(Collected data)
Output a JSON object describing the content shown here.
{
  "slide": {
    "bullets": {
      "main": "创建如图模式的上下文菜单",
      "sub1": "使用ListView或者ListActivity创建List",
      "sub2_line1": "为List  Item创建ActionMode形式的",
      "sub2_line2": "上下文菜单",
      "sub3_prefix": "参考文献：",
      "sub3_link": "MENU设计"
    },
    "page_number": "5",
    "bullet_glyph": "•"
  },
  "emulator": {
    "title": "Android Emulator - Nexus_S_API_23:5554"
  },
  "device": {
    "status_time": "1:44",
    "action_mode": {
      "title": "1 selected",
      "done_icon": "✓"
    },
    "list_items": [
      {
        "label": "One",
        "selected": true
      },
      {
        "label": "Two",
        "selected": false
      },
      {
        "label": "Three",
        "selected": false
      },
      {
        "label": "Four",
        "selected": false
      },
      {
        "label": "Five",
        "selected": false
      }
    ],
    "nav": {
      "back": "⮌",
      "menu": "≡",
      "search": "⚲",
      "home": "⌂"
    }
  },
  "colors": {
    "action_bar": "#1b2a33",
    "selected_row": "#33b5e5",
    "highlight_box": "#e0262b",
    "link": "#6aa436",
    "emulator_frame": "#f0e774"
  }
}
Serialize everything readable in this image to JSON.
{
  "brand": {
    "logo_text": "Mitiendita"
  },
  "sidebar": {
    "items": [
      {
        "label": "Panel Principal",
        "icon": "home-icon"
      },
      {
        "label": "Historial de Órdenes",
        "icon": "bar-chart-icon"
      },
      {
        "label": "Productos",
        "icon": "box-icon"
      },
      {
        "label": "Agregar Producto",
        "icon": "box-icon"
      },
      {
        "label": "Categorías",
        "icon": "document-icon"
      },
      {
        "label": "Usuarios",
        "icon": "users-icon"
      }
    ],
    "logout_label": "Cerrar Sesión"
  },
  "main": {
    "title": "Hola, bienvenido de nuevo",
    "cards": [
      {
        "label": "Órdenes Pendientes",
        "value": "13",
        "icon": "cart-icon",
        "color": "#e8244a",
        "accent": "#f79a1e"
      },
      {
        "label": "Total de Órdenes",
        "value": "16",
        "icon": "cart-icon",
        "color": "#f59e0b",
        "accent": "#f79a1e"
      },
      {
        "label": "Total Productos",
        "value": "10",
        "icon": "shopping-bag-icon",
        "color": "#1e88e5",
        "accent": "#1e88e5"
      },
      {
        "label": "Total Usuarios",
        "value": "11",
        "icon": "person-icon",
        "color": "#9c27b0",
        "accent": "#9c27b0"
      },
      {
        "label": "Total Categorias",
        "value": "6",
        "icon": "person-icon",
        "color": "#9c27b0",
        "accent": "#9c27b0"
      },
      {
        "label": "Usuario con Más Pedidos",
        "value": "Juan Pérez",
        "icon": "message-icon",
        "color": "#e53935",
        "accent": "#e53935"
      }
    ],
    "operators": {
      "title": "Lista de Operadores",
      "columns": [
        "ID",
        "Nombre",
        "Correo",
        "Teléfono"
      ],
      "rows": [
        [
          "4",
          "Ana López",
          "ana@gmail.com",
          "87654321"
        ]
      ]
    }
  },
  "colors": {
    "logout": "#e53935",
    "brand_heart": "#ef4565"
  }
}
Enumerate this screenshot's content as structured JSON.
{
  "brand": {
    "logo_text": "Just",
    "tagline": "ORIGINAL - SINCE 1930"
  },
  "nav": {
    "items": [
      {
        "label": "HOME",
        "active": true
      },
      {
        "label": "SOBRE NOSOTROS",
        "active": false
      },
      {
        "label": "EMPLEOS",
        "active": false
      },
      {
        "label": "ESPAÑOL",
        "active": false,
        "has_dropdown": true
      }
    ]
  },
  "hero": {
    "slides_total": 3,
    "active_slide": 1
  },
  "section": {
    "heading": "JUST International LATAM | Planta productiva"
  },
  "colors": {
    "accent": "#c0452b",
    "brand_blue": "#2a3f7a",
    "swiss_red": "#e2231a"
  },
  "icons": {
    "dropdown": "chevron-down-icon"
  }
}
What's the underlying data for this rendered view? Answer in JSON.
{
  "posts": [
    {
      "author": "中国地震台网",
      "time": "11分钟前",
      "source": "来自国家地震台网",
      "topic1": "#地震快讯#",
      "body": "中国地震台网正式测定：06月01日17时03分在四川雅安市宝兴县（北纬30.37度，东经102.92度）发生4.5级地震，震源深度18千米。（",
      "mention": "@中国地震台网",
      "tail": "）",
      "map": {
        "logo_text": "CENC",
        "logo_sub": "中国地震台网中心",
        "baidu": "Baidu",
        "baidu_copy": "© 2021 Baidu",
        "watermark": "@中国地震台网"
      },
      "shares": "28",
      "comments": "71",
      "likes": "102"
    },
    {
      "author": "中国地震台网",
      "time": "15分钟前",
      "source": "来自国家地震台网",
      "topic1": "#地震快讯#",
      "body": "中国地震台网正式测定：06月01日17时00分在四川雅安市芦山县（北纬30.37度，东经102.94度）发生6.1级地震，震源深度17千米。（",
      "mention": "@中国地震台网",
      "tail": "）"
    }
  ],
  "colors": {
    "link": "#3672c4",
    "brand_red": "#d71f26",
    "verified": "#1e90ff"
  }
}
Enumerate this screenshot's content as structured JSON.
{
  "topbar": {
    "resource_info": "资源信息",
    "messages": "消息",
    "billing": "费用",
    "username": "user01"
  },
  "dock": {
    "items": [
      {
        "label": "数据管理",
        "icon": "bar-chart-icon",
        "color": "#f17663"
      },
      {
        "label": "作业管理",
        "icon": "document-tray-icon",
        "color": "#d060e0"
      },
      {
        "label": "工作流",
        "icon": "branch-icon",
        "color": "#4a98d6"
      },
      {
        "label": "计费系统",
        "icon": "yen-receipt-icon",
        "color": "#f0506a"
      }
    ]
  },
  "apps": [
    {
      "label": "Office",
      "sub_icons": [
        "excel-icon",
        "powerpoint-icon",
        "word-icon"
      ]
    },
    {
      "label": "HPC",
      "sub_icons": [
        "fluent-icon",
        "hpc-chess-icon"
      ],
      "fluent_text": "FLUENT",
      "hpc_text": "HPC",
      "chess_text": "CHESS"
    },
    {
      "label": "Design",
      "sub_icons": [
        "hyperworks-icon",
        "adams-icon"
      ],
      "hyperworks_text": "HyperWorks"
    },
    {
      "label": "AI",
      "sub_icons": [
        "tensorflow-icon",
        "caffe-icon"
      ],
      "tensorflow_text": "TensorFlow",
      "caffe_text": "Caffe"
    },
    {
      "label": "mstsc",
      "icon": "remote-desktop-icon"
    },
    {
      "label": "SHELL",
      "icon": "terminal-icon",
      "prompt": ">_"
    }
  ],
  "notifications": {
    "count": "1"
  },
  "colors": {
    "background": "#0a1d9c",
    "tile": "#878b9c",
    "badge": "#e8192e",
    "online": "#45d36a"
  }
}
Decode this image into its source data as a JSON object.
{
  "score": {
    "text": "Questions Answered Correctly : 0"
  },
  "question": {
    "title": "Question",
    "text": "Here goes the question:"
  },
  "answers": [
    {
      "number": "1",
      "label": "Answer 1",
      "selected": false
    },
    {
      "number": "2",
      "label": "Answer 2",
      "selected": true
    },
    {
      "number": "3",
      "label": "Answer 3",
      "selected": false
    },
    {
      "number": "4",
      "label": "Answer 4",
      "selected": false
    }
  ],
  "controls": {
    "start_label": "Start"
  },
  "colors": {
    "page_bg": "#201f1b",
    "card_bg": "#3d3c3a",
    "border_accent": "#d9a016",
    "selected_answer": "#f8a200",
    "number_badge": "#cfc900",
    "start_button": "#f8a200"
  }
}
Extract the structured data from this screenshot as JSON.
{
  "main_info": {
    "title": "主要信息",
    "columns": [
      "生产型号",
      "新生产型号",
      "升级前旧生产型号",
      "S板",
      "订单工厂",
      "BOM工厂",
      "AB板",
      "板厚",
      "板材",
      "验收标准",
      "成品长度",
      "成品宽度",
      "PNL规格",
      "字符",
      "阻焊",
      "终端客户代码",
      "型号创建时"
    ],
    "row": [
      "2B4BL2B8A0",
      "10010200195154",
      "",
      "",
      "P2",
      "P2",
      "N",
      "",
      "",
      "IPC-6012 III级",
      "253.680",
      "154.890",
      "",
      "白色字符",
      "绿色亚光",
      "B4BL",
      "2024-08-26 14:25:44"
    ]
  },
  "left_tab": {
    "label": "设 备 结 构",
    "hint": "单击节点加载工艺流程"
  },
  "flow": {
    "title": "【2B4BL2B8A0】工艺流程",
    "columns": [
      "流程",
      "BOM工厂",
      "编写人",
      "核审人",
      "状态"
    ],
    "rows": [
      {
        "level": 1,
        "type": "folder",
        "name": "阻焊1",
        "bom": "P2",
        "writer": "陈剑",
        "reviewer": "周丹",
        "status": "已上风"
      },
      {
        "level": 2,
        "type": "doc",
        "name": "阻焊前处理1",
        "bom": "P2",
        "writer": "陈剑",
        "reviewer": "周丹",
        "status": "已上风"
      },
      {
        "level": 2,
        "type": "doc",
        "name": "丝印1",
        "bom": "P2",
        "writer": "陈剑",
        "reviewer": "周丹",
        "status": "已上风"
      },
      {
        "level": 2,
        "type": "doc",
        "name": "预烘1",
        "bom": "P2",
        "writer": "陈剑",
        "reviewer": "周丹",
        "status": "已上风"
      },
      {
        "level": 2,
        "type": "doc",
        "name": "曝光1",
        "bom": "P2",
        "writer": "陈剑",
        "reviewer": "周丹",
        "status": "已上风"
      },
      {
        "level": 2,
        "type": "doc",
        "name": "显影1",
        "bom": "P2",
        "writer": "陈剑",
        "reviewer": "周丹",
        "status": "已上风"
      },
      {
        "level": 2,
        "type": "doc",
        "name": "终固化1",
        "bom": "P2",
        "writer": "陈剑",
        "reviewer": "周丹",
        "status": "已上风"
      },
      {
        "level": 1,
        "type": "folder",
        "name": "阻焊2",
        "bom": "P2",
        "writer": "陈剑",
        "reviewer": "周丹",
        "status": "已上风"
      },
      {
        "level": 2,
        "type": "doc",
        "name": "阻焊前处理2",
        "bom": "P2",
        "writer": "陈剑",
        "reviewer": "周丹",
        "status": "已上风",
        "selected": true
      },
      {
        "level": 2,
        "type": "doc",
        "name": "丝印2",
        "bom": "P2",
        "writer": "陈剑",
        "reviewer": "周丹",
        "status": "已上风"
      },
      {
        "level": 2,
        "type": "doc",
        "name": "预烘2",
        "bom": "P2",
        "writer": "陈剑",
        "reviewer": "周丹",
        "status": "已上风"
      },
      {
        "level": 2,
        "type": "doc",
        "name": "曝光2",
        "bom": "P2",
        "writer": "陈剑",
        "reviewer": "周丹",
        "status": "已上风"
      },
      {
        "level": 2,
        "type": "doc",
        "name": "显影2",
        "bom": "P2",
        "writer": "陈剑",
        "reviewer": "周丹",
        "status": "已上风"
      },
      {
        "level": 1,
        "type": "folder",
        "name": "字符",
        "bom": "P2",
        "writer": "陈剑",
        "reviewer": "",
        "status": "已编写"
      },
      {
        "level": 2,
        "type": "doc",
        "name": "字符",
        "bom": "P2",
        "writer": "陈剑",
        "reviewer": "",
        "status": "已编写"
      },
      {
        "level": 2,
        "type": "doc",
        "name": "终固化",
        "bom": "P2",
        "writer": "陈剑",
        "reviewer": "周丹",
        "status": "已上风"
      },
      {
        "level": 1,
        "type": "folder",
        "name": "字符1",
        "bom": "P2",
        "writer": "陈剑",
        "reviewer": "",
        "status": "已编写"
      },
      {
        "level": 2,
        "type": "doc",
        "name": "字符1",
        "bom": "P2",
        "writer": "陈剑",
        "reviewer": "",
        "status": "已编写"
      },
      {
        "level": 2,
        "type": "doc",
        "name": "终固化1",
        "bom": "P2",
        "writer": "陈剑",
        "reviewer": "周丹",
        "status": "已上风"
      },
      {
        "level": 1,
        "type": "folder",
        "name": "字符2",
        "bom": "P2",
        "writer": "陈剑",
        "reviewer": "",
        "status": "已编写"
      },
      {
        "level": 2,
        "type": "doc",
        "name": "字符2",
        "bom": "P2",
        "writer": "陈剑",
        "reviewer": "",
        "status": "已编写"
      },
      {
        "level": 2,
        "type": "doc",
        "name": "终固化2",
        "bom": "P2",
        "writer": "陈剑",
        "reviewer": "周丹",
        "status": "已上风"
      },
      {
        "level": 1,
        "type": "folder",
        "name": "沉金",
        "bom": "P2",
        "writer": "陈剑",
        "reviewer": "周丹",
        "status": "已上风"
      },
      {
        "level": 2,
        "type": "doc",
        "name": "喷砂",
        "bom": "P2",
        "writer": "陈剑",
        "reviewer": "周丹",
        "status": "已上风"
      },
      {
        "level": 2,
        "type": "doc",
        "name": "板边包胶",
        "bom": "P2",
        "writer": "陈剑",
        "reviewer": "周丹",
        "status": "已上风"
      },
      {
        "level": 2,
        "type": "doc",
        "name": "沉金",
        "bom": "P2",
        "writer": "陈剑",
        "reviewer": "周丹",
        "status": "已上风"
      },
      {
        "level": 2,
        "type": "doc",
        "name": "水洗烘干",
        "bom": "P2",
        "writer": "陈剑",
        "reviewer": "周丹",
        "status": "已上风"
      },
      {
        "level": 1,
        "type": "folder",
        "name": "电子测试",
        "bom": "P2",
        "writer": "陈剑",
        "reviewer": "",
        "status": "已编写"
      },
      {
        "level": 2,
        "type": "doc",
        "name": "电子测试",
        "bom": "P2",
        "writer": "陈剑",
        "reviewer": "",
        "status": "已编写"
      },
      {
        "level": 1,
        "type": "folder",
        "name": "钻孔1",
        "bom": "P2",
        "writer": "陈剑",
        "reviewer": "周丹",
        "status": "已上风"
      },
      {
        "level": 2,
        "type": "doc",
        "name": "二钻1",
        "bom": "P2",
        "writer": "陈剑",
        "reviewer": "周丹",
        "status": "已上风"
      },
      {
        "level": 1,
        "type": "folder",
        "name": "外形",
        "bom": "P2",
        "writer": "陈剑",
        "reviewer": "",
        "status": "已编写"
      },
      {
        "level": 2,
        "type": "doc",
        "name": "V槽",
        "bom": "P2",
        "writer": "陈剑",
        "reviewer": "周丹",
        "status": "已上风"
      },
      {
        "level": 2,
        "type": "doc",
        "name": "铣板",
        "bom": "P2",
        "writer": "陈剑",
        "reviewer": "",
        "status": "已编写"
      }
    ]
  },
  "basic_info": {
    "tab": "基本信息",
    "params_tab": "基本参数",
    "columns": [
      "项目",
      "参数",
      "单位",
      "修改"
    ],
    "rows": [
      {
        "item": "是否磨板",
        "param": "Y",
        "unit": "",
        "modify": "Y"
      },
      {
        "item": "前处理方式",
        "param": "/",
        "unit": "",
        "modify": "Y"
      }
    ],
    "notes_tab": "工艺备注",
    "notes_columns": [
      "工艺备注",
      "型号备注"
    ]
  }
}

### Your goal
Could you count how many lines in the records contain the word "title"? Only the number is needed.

### Finished exercise
7